If your values include charity work or donations, then talk about the work you do, and how your brand helps the wider community or those in need. If some of your proceeds go to worthy causes, talk about how the money is spent and what it goes towards.
Be proud of your work — the more you tell your story, the more people will read it and want to contribute to your cause.
What made you decide to make and/or sell your product? How did you come up with your concept?
There could be all sorts of reasons behind your product’s creation. It could be that you found a solution to a problem that no one had thought of yet. Or maybe you had a eureka moment in your own life that you realised you could share with others?
Perhaps you were annoyed with how the big brands were charging extortionate prices for a product or service, when you knew you could do it for way less.
Or maybe you want to make the world a better place with your product by helping those in need or contributing to environmental causes?
Share this with your readers: explain how your product came into existence. You can make this story inspirational, funny, thought-provoking — it’s up to you.
Your product should never be the main character in your story. Instead, talk about how it fixes a problem, or how it is helping people; how it is used for a greater good.
It’s about more than just material goods; your stories needs to be about real people, real lives, and connections. How does your product impact lives?
It might sounds weird, but stories about any failures your business has had are good to tell. These types of story show how you’ve overcome obstacles, learnt from your mistakes, and shows resilience.
Failure stories are good if you’ve had a particularly public stumbling block. They’re also beneficial if you’re undergoing a rebrand — perhaps you’re unhappy with how your website looks, or maybe you’ve bought a website for sale that needs rejuvenating. You can talk about how your business was previously flagging, and how you’ve turned it around.
Document your hard work and effort for your audience so that they can see the journey you’ve gone on. Keep a track of progress and stats too, in case you want to do a ‘before and after’!
Failure stories show how your perception has changed and how you’re willing to embrace this new knowledge and learn from it.
They’re redemption stories: they show change, and make your business more human and more relatable. So when you earn your successes, your audience will be proud and support your achievements.
Behind the scenes stories are always fun to tell. You can show your audience what happens behind the official photos and posts — the backend of the business.
This could be what your office looks like, or what a typical day at your desk entails. You can introduce or interview your staff or colleagues, by sharing their personal stories and how they came to join the company. You can even show the work that goes into creating a product, or show the product’s journey from beginning to end. The possibilities are endless!
Behind the scenes stories are great to tell because they make your reader feel like they’re in on a secret; like you’ve given them valuable private information.
They also allow your market to get to know the friendly faces behind your brand, rather than leaving you a faceless corporation.
Don’t be afraid to tell stories. They help to humanize your company, and allow you to reach out to your readers and engage with them. Through stories you can forge long-lasting, meaningful relationships.

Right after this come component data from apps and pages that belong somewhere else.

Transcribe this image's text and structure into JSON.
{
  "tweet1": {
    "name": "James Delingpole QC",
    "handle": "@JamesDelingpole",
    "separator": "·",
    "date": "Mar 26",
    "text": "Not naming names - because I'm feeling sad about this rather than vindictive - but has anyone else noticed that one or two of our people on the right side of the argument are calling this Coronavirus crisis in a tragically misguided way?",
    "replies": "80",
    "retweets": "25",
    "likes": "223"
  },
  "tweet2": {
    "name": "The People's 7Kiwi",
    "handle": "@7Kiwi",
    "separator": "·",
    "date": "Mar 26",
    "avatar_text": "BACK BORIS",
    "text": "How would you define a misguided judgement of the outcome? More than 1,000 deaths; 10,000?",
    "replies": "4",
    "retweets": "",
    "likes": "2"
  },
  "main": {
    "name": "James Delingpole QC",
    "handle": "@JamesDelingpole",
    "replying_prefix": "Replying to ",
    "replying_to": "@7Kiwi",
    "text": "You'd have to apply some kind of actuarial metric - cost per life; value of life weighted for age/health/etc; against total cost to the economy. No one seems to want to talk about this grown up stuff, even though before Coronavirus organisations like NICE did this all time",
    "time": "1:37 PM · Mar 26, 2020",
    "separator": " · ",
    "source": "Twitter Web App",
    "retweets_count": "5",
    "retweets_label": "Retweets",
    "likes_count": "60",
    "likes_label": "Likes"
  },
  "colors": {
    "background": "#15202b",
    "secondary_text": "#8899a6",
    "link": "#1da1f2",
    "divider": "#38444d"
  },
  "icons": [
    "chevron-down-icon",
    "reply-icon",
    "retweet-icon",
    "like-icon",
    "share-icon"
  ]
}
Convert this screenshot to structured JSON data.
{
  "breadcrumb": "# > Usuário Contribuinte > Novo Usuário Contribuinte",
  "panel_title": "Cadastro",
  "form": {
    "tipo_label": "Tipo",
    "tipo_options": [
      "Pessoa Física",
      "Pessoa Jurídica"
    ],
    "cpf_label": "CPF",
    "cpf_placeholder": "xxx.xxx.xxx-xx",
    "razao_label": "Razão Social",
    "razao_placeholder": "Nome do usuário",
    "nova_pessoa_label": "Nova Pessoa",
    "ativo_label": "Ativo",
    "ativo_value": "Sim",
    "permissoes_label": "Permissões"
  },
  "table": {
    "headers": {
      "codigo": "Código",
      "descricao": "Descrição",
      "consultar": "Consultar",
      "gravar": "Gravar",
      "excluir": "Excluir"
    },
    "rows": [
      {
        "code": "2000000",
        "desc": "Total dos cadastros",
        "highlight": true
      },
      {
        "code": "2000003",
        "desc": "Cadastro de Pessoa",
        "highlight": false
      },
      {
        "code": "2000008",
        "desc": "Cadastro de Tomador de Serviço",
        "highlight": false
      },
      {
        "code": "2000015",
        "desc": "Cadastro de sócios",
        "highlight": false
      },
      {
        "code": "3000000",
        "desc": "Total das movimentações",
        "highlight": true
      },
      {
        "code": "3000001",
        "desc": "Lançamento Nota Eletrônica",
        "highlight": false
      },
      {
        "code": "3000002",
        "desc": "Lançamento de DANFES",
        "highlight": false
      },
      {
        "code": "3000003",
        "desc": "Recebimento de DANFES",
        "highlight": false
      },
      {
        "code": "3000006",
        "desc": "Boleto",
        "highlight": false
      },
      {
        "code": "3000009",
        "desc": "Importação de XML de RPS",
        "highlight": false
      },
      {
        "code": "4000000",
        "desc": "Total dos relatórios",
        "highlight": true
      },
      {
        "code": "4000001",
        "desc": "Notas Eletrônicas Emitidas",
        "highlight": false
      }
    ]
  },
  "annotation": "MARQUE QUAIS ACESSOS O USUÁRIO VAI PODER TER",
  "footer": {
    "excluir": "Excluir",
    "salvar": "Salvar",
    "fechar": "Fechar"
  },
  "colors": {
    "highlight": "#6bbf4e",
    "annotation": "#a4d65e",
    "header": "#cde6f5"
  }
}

As you can see, there are a number of different stories you can tell in your marketing. You’re probably already telling some of these anyway, without even realizing it! The key is to be honest and human, but it’s up to you which routes you go down. You can also decide which medium you want to tell your story — through video, photos, or content.
At the end of the day, storytelling isn’t a gimmick — it’s about sharing real connections, emotions and imagination.
Article Written by Kayleigh Alexandra. Kayleigh is a content writer for Micro Startups — a site that donates all of its web revenue to charities supporting new startups, entrepreneurs, and other worthy causes. Visit the blog for inspiring stories and the latest insights from top marketing experts. Follow us on Twitter @getmicrostarted.